▸ Task input:
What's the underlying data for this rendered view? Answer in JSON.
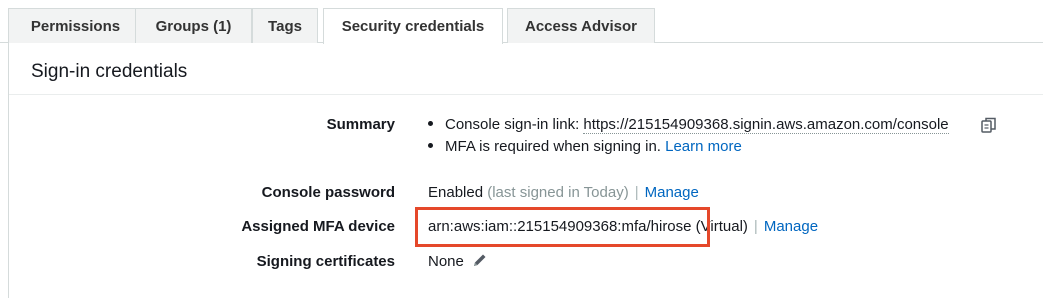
{
  "tabs": [
    {
      "label": "Permissions",
      "active": false
    },
    {
      "label": "Groups (1)",
      "active": false
    },
    {
      "label": "Tags",
      "active": false
    },
    {
      "label": "Security credentials",
      "active": true
    },
    {
      "label": "Access Advisor",
      "active": false
    }
  ],
  "section": {
    "title": "Sign-in credentials"
  },
  "summary": {
    "label": "Summary",
    "console_link_prefix": "Console sign-in link: ",
    "console_link_url": "https://215154909368.signin.aws.amazon.com/console",
    "mfa_text": "MFA is required when signing in. ",
    "learn_more": "Learn more"
  },
  "console_password": {
    "label": "Console password",
    "status": "Enabled",
    "last_signed": "(last signed in Today)",
    "separator": "|",
    "manage": "Manage"
  },
  "mfa_device": {
    "label": "Assigned MFA device",
    "arn": "arn:aws:iam::215154909368:mfa/hirose",
    "type": "(Virtual)",
    "separator": "|",
    "manage": "Manage"
  },
  "signing_certificates": {
    "label": "Signing certificates",
    "value": "None"
  },
  "colors": {
    "link": "#0066c0",
    "highlight": "#e5482a",
    "tab_bg": "#f2f3f3",
    "border": "#d5dbdb"
  }
}
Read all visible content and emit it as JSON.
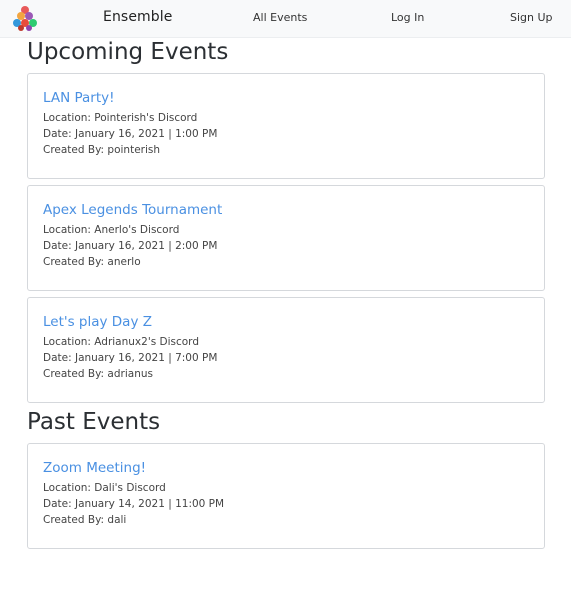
{
  "nav": {
    "brand": "Ensemble",
    "links": [
      {
        "label": "All Events"
      },
      {
        "label": "Log In"
      },
      {
        "label": "Sign Up"
      }
    ]
  },
  "sections": {
    "upcoming_title": "Upcoming Events",
    "past_title": "Past Events"
  },
  "upcoming_events": [
    {
      "title": "LAN Party!",
      "location": "Location: Pointerish's Discord",
      "date": "Date: January 16, 2021 | 1:00 PM",
      "created_by": "Created By: pointerish"
    },
    {
      "title": "Apex Legends Tournament",
      "location": "Location: Anerlo's Discord",
      "date": "Date: January 16, 2021 | 2:00 PM",
      "created_by": "Created By: anerlo"
    },
    {
      "title": "Let's play Day Z",
      "location": "Location: Adrianux2's Discord",
      "date": "Date: January 16, 2021 | 7:00 PM",
      "created_by": "Created By: adrianus"
    }
  ],
  "past_events": [
    {
      "title": "Zoom Meeting!",
      "location": "Location: Dali's Discord",
      "date": "Date: January 14, 2021 | 11:00 PM",
      "created_by": "Created By: dali"
    }
  ],
  "colors": {
    "link": "#4a90e2",
    "navbar_bg": "#f8f9fa",
    "card_border": "#d5d8dc"
  },
  "icons": {
    "logo": "colored-spheres-pyramid-logo"
  }
}
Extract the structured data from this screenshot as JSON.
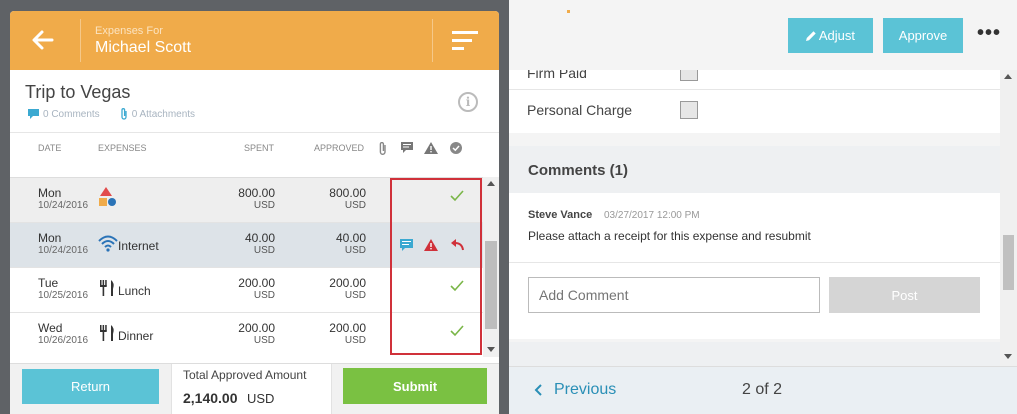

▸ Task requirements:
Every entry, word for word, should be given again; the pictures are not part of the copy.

▸ Output of the exercise:
What's the underlying data for this rendered view? Answer in JSON.
{
  "tabs": [
    {
      "label": "Permissions",
      "active": false
    },
    {
      "label": "Groups (1)",
      "active": false
    },
    {
      "label": "Tags",
      "active": false
    },
    {
      "label": "Security credentials",
      "active": true
    },
    {
      "label": "Access Advisor",
      "active": false
    }
  ],
  "section": {
    "title": "Sign-in credentials"
  },
  "summary": {
    "label": "Summary",
    "console_link_prefix": "Console sign-in link: ",
    "console_link_url": "https://215154909368.signin.aws.amazon.com/console",
    "mfa_text": "MFA is required when signing in. ",
    "learn_more": "Learn more"
  },
  "console_password": {
    "label": "Console password",
    "status": "Enabled",
    "last_signed": "(last signed in Today)",
    "separator": "|",
    "manage": "Manage"
  },
  "mfa_device": {
    "label": "Assigned MFA device",
    "arn": "arn:aws:iam::215154909368:mfa/hirose",
    "type": "(Virtual)",
    "separator": "|",
    "manage": "Manage"
  },
  "signing_certificates": {
    "label": "Signing certificates",
    "value": "None"
  },
  "colors": {
    "link": "#0066c0",
    "highlight": "#e5482a",
    "tab_bg": "#f2f3f3",
    "border": "#d5dbdb"
  }
}
Read all visible content and emit it as JSON.
{
  "nav": {
    "brand": "Ensemble",
    "links": [
      {
        "label": "All Events"
      },
      {
        "label": "Log In"
      },
      {
        "label": "Sign Up"
      }
    ]
  },
  "sections": {
    "upcoming_title": "Upcoming Events",
    "past_title": "Past Events"
  },
  "upcoming_events": [
    {
      "title": "LAN Party!",
      "location": "Location: Pointerish's Discord",
      "date": "Date: January 16, 2021 | 1:00 PM",
      "created_by": "Created By: pointerish"
    },
    {
      "title": "Apex Legends Tournament",
      "location": "Location: Anerlo's Discord",
      "date": "Date: January 16, 2021 | 2:00 PM",
      "created_by": "Created By: anerlo"
    },
    {
      "title": "Let's play Day Z",
      "location": "Location: Adrianux2's Discord",
      "date": "Date: January 16, 2021 | 7:00 PM",
      "created_by": "Created By: adrianus"
    }
  ],
  "past_events": [
    {
      "title": "Zoom Meeting!",
      "location": "Location: Dali's Discord",
      "date": "Date: January 14, 2021 | 11:00 PM",
      "created_by": "Created By: dali"
    }
  ],
  "colors": {
    "link": "#4a90e2",
    "navbar_bg": "#f8f9fa",
    "card_border": "#d5d8dc"
  },
  "icons": {
    "logo": "colored-spheres-pyramid-logo"
  }
}
Extract the structured data from this screenshot as JSON.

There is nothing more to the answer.